Posted by Dr. ARUDOU, Debito on January 22nd, 2009
Hi Blog. I’m glad the media is picking this up. People who have been here for decades are being laid off. And instead of getting the representation that shuntou regularly entitles regular Japanese workers, they’re resorting to the only thing they have left (save repatriation): Taking it to the streets.
A reliable source told me yesterday that he expects “around 40%” of Brazilian workers to return to Brazil. They shouldn’t have to: They’ve paid their dues, they’ve paid their taxes, and some will be robbed of their pensions. They (among other workers) have saved Japanese industries, keeping input costs internationally competitive. Yet they’re among the first to go. A phenomenon not unique to Japan, but their perpetual temp status (and apparent non-inclusion in “real” unemployment stats, according to some media) is something decryable. Glad they themselves are decrying it and the media is listening. Kyodo article follows, with more on Japan Probe. Arudou Debito in Sapporo

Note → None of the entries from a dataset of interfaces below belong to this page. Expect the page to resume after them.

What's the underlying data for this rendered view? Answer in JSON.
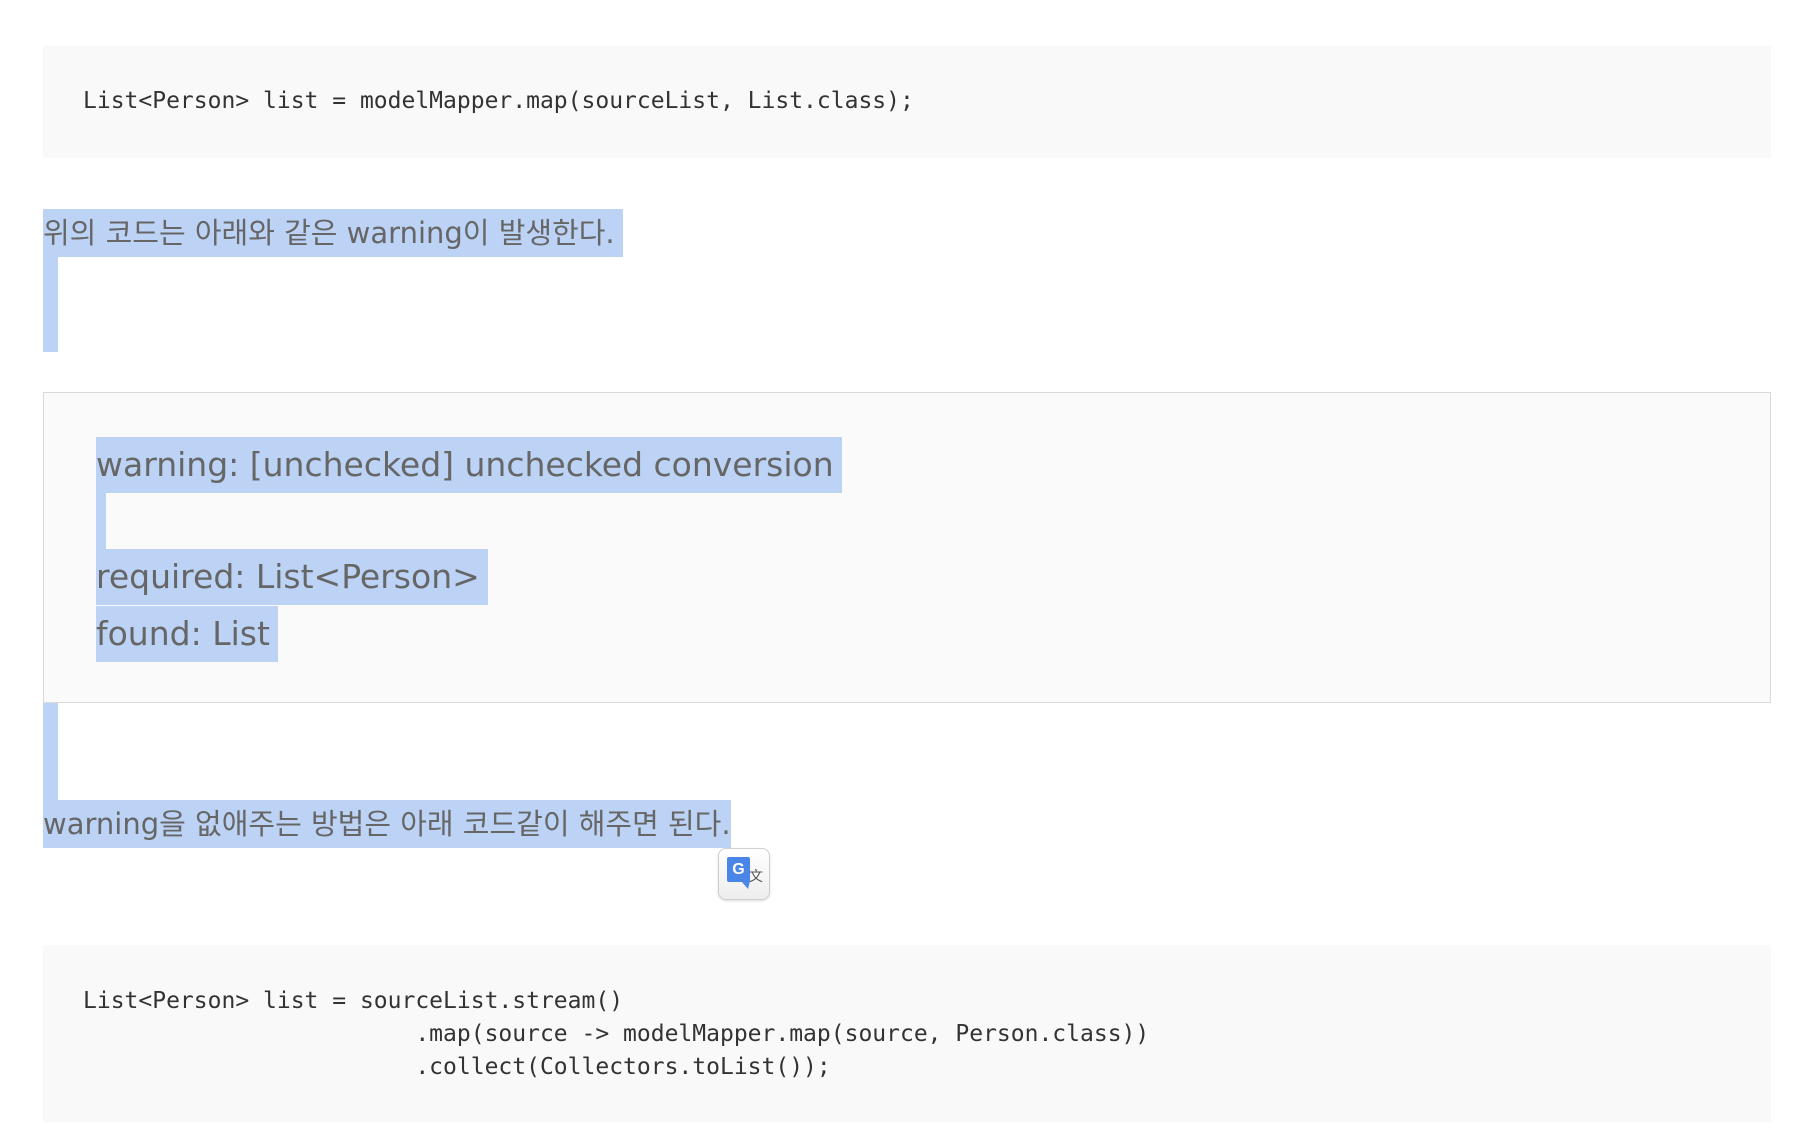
{
  "code_block_1": {
    "lines": "List<Person> list = modelMapper.map(sourceList, List.class);"
  },
  "paragraph_1": "위의 코드는 아래와 같은 warning이 발생한다.",
  "warning_box": {
    "line_1": "warning: [unchecked] unchecked conversion",
    "line_2": "required: List<Person>",
    "line_3": "found: List"
  },
  "paragraph_2": "warning을 없애주는 방법은 아래 코드같이 해주면 된다.",
  "translate_button": {
    "icon": "google-translate-icon",
    "g_label": "G",
    "wen_label": "文"
  },
  "code_block_2": {
    "lines": "List<Person> list = sourceList.stream()\n                        .map(source -> modelMapper.map(source, Person.class))\n                        .collect(Collectors.toList());"
  },
  "colors": {
    "selection": "#bcd3f6",
    "code_background": "#f9f9f9",
    "text": "#666666",
    "code_text": "#333333",
    "translate_blue": "#4a86e8"
  }
}
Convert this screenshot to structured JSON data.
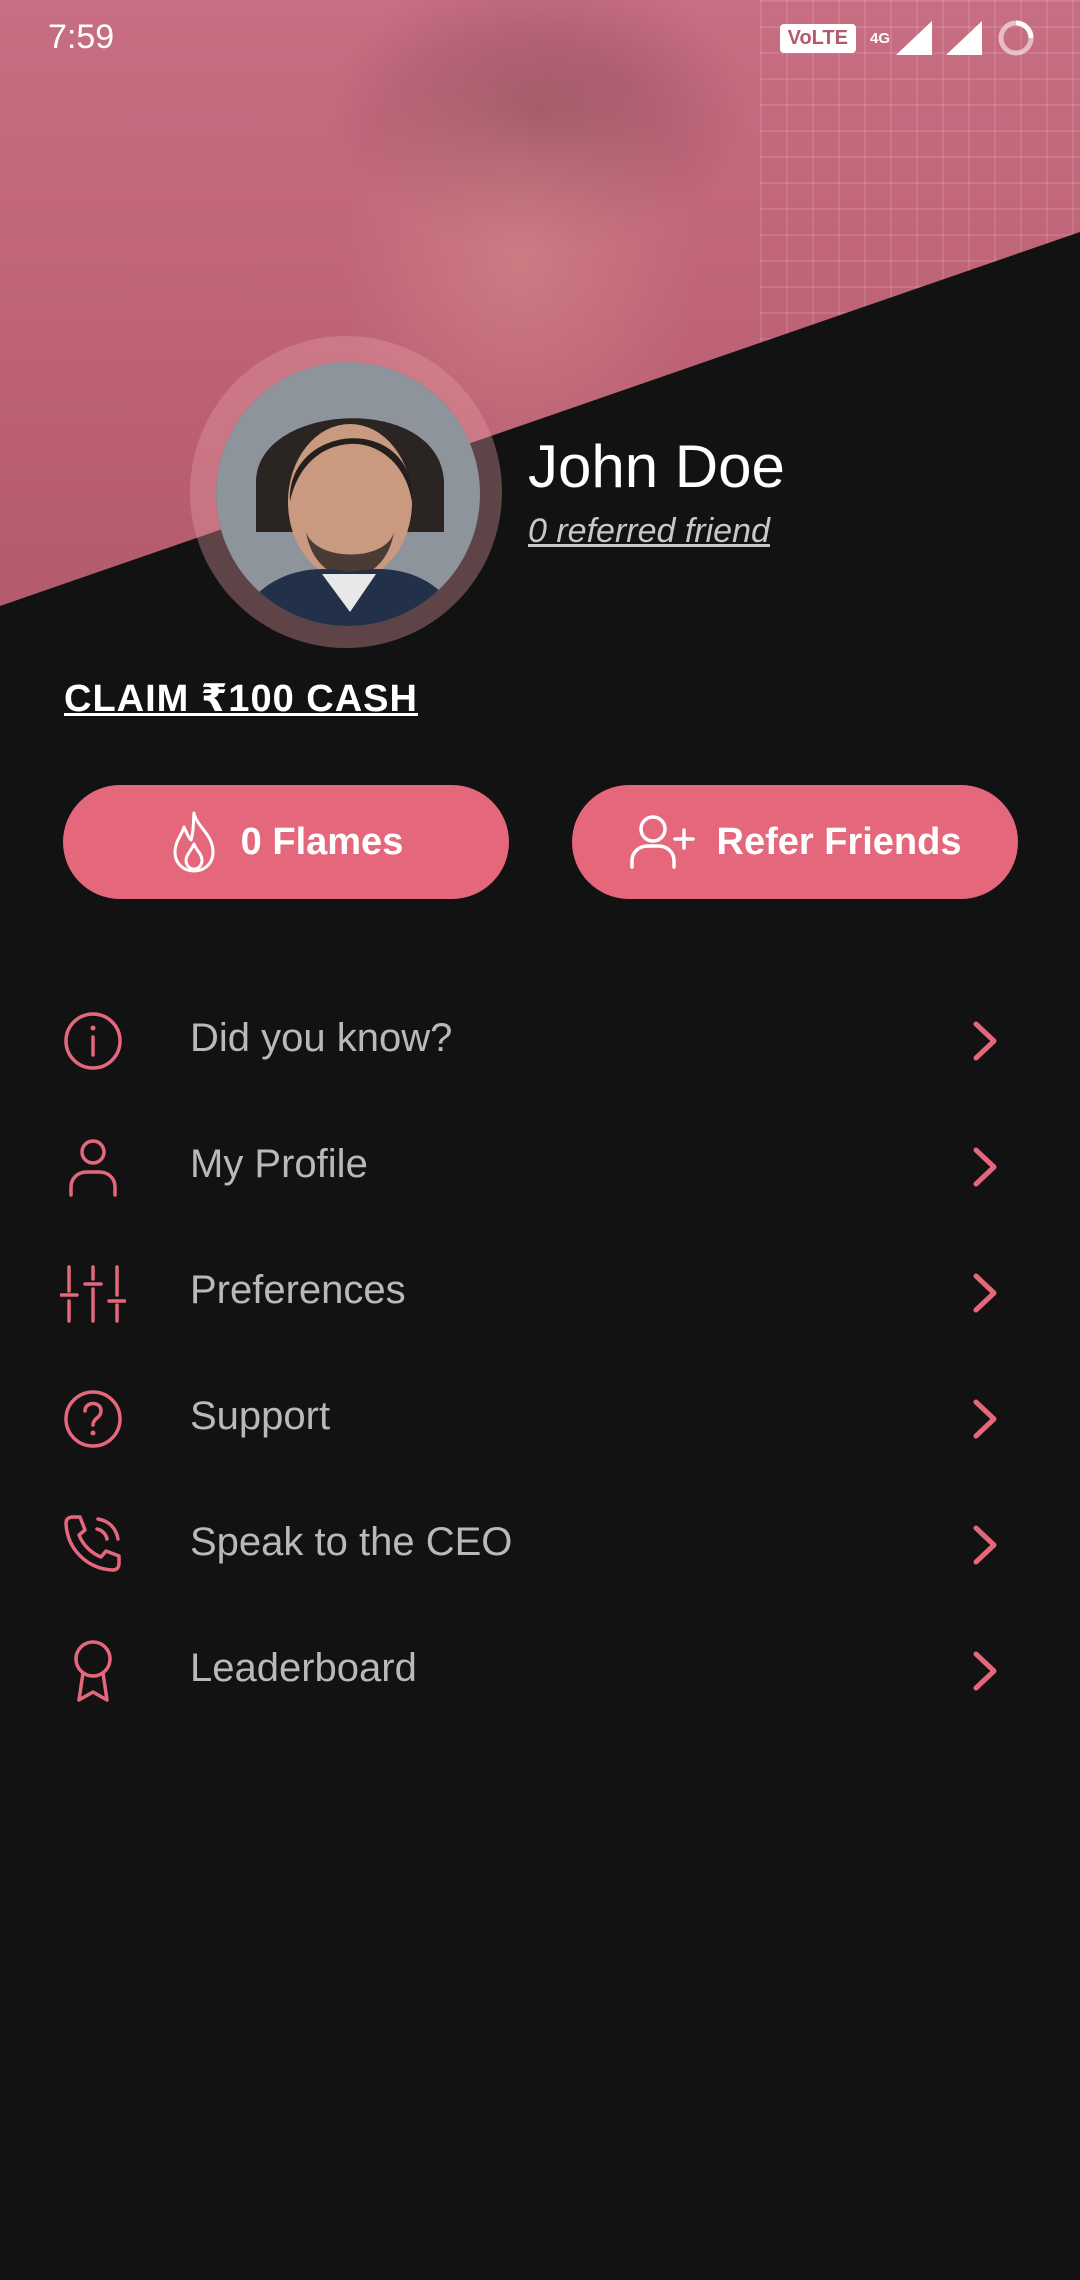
{
  "status_bar": {
    "time": "7:59",
    "volte_label": "VoLTE",
    "network_label": "4G"
  },
  "profile": {
    "name": "John Doe",
    "referred_text": "0 referred friend"
  },
  "claim_label": "CLAIM ₹100 CASH",
  "buttons": {
    "flames": {
      "label": "0 Flames",
      "icon": "flame-icon"
    },
    "refer": {
      "label": "Refer Friends",
      "icon": "user-plus-icon"
    }
  },
  "menu": {
    "items": [
      {
        "label": "Did you know?",
        "icon": "info-icon"
      },
      {
        "label": "My Profile",
        "icon": "user-icon"
      },
      {
        "label": "Preferences",
        "icon": "sliders-icon"
      },
      {
        "label": "Support",
        "icon": "help-circle-icon"
      },
      {
        "label": "Speak to the CEO",
        "icon": "phone-call-icon"
      },
      {
        "label": "Leaderboard",
        "icon": "award-icon"
      }
    ]
  },
  "colors": {
    "accent": "#e5677c",
    "background": "#131213",
    "header_tint": "#c86e82",
    "menu_text": "#b9b9b9"
  }
}
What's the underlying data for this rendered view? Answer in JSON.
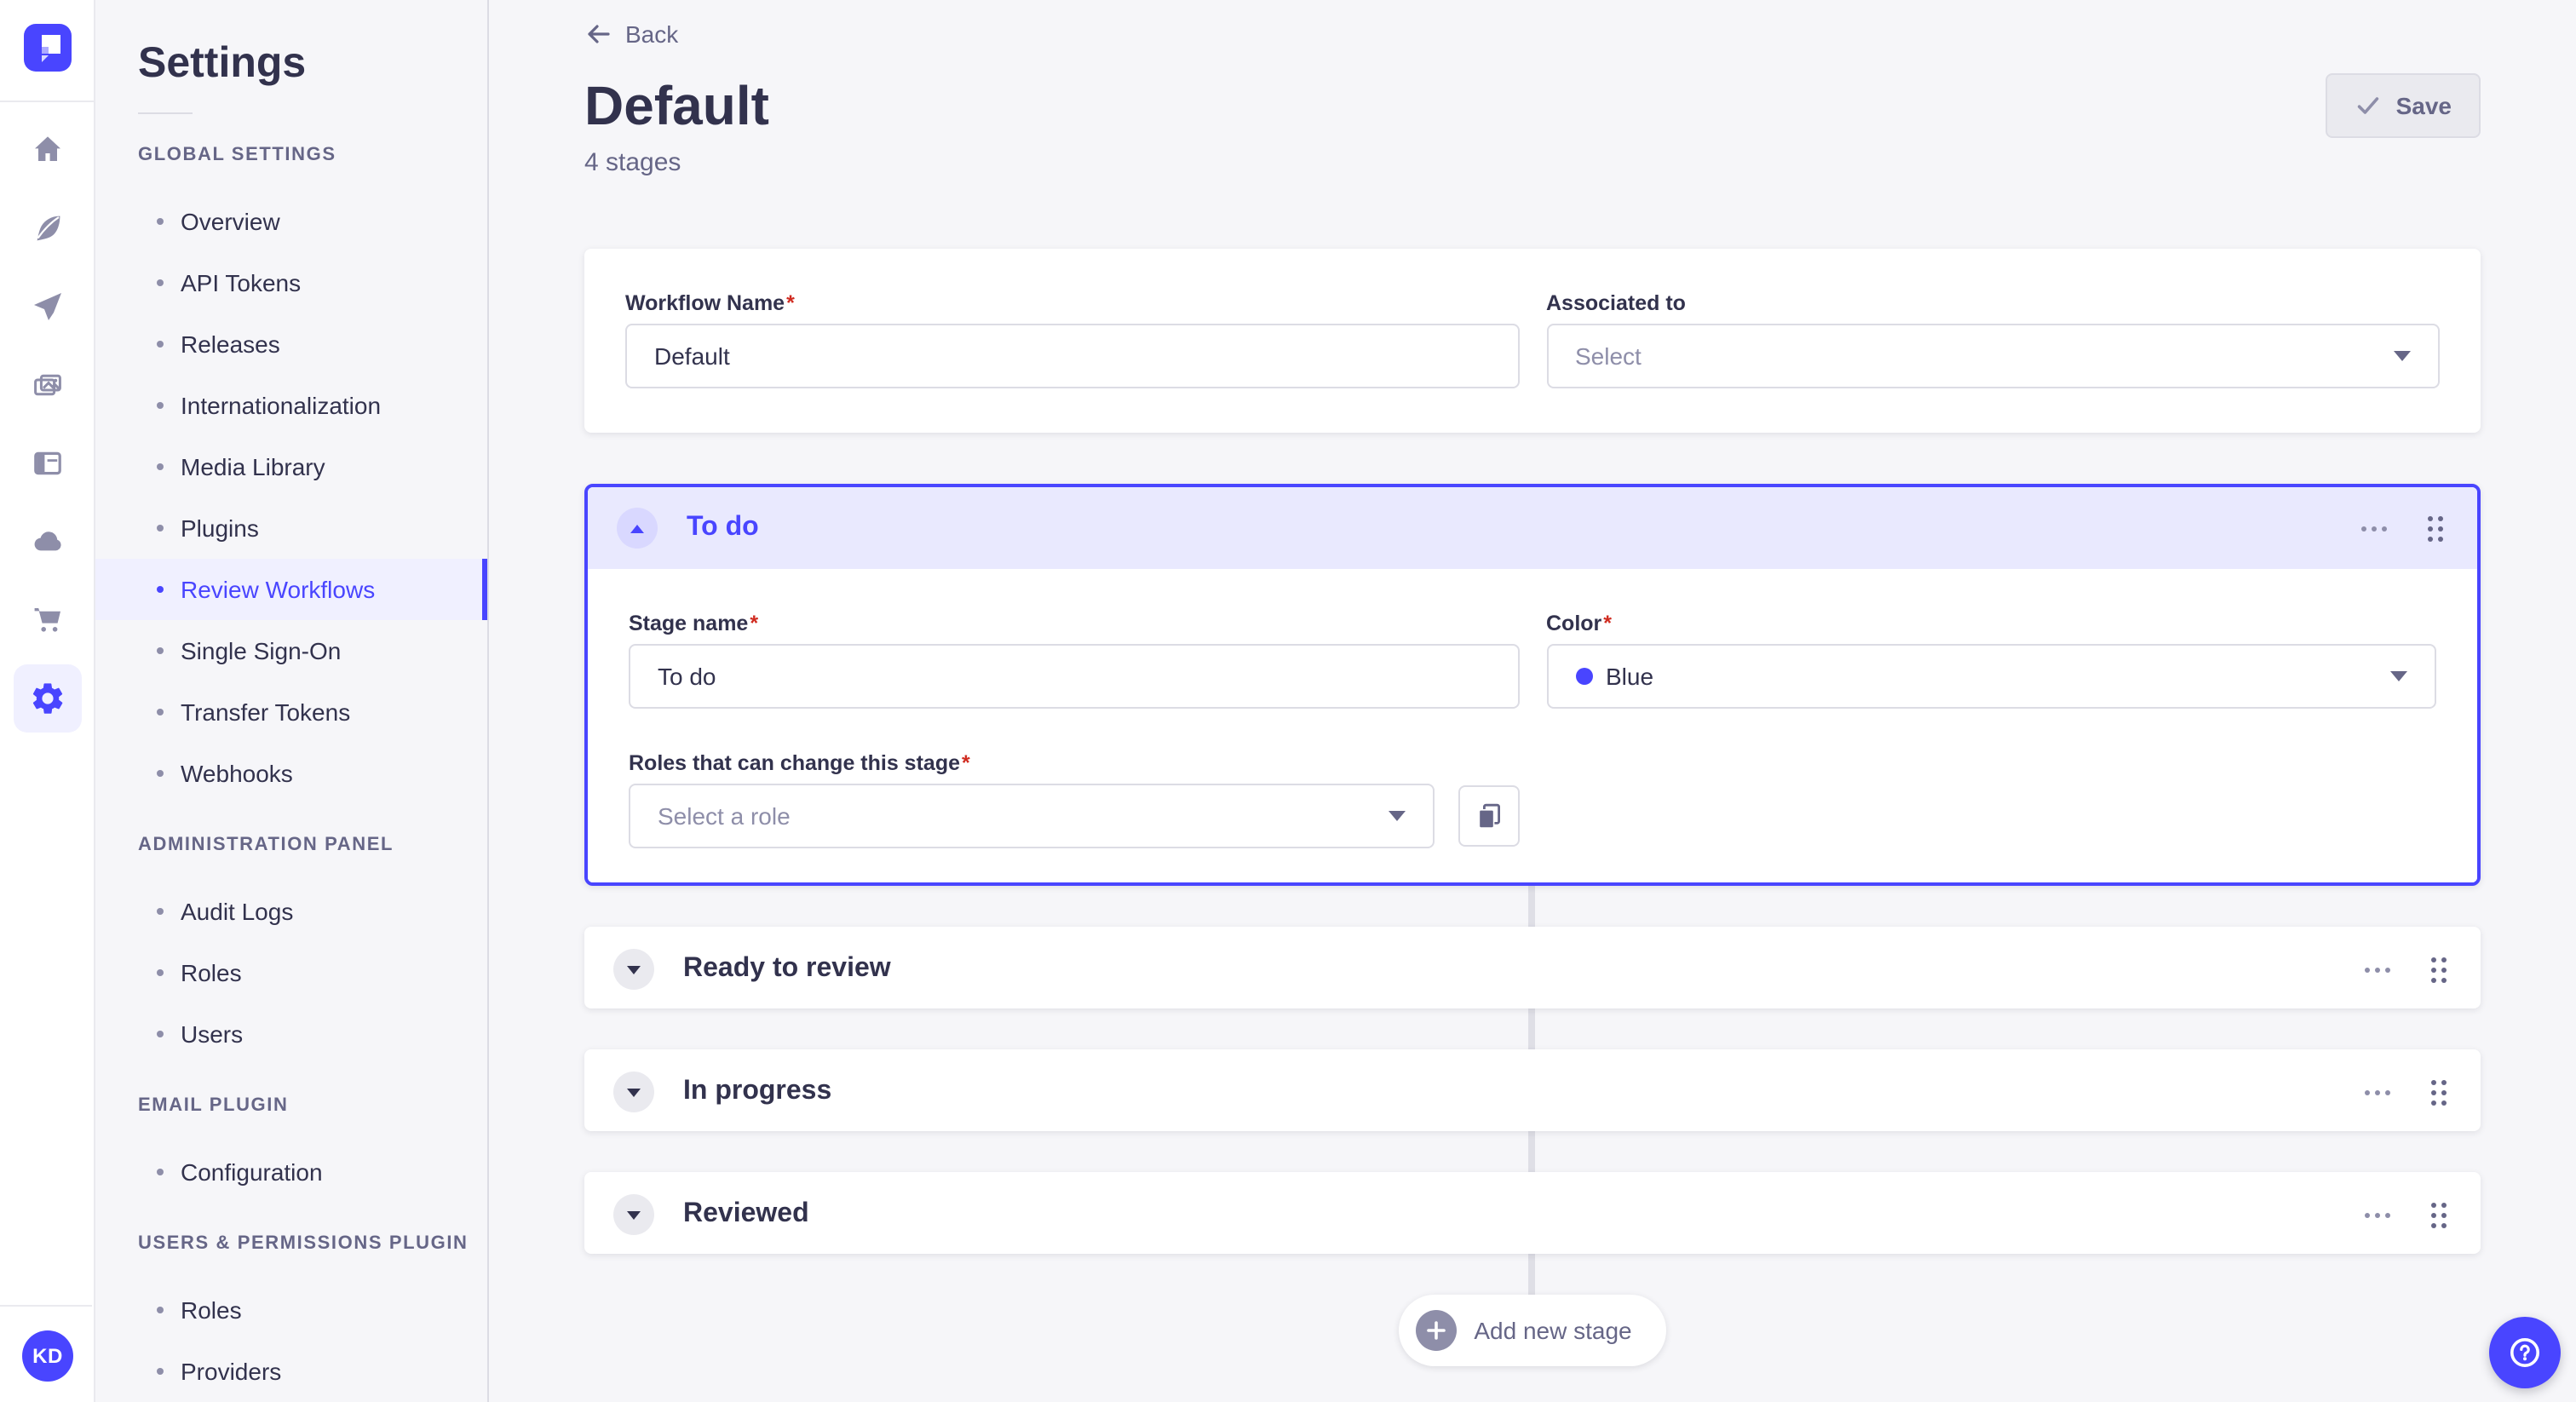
{
  "colors": {
    "primary": "#4945FF",
    "primary_light": "#F0F0FF",
    "stage_header_bg": "#E9E9FE",
    "text": "#32324D",
    "muted": "#666687",
    "icon_gray": "#8E8EA9",
    "border": "#DCDCE4",
    "page_bg": "#F6F6F9",
    "required": "#D02B20",
    "stage_color_value": "#4945FF"
  },
  "ui": {
    "required_marker": "*"
  },
  "rail": {
    "logo_icon": "strapi-logo",
    "icons": [
      "home-icon",
      "feather-icon",
      "send-icon",
      "media-icon",
      "layout-icon",
      "cloud-icon",
      "cart-icon",
      "gear-icon"
    ],
    "active_icon": "gear-icon",
    "avatar_initials": "KD"
  },
  "settings_nav": {
    "title": "Settings",
    "sections": [
      {
        "label": "GLOBAL SETTINGS",
        "items": [
          {
            "label": "Overview"
          },
          {
            "label": "API Tokens"
          },
          {
            "label": "Releases"
          },
          {
            "label": "Internationalization"
          },
          {
            "label": "Media Library"
          },
          {
            "label": "Plugins"
          },
          {
            "label": "Review Workflows",
            "active": true
          },
          {
            "label": "Single Sign-On"
          },
          {
            "label": "Transfer Tokens"
          },
          {
            "label": "Webhooks"
          }
        ]
      },
      {
        "label": "ADMINISTRATION PANEL",
        "items": [
          {
            "label": "Audit Logs"
          },
          {
            "label": "Roles"
          },
          {
            "label": "Users"
          }
        ]
      },
      {
        "label": "EMAIL PLUGIN",
        "items": [
          {
            "label": "Configuration"
          }
        ]
      },
      {
        "label": "USERS & PERMISSIONS PLUGIN",
        "items": [
          {
            "label": "Roles"
          },
          {
            "label": "Providers"
          }
        ]
      }
    ]
  },
  "header": {
    "back_label": "Back",
    "title": "Default",
    "subtitle": "4 stages",
    "save_label": "Save"
  },
  "workflow_form": {
    "name_label": "Workflow Name",
    "name_value": "Default",
    "associated_label": "Associated to",
    "associated_placeholder": "Select"
  },
  "stages": [
    {
      "name": "To do",
      "expanded": true,
      "fields": {
        "stage_name_label": "Stage name",
        "stage_name_value": "To do",
        "color_label": "Color",
        "color_value": "Blue",
        "roles_label": "Roles that can change this stage",
        "roles_placeholder": "Select a role"
      }
    },
    {
      "name": "Ready to review"
    },
    {
      "name": "In progress"
    },
    {
      "name": "Reviewed"
    }
  ],
  "add_stage_label": "Add new stage"
}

Brazilian workers protest layoffs
Kyodo/Japan Today Monday 19th January, 06:56 AM JST, Courtesy of AW
TOKYO —Some 200 Brazilian workers on Sunday protested over layoffs by Japanese companies, which are forcing many of them to leave the country despite their community having been integrated in Japan for more than two decades. The demonstrators, who included mothers with their children, marched through the center of the Ginza shopping district, calling for the government’s support for stable employment.
The crowd, many holding Brazilian flags, demanded “employment for 320,000” Brazilians in Japan. “We are Brazilians!” they shouted in unison. “Companies must stop using us like disposable labor.” Since 1990, Japan has given special working visas to hundreds of thousands of Brazilians of Japanese descent, many of whom have taken up temporary positions as manual laborers in factories.
Amid the global economic downturn, however, many are being laid off and being forced to return to Brazil. They are often overshadowed by the 85,000 Japanese contract workers also said to be losing their jobs by March.
“No matter how hard we worked in Japan, we are being cut off because we are contract laborers,” said Midori Tateishi, 38, who came to Japan nearly 20 years ago. “Many of us are totally at a loss with children and a housing loan.”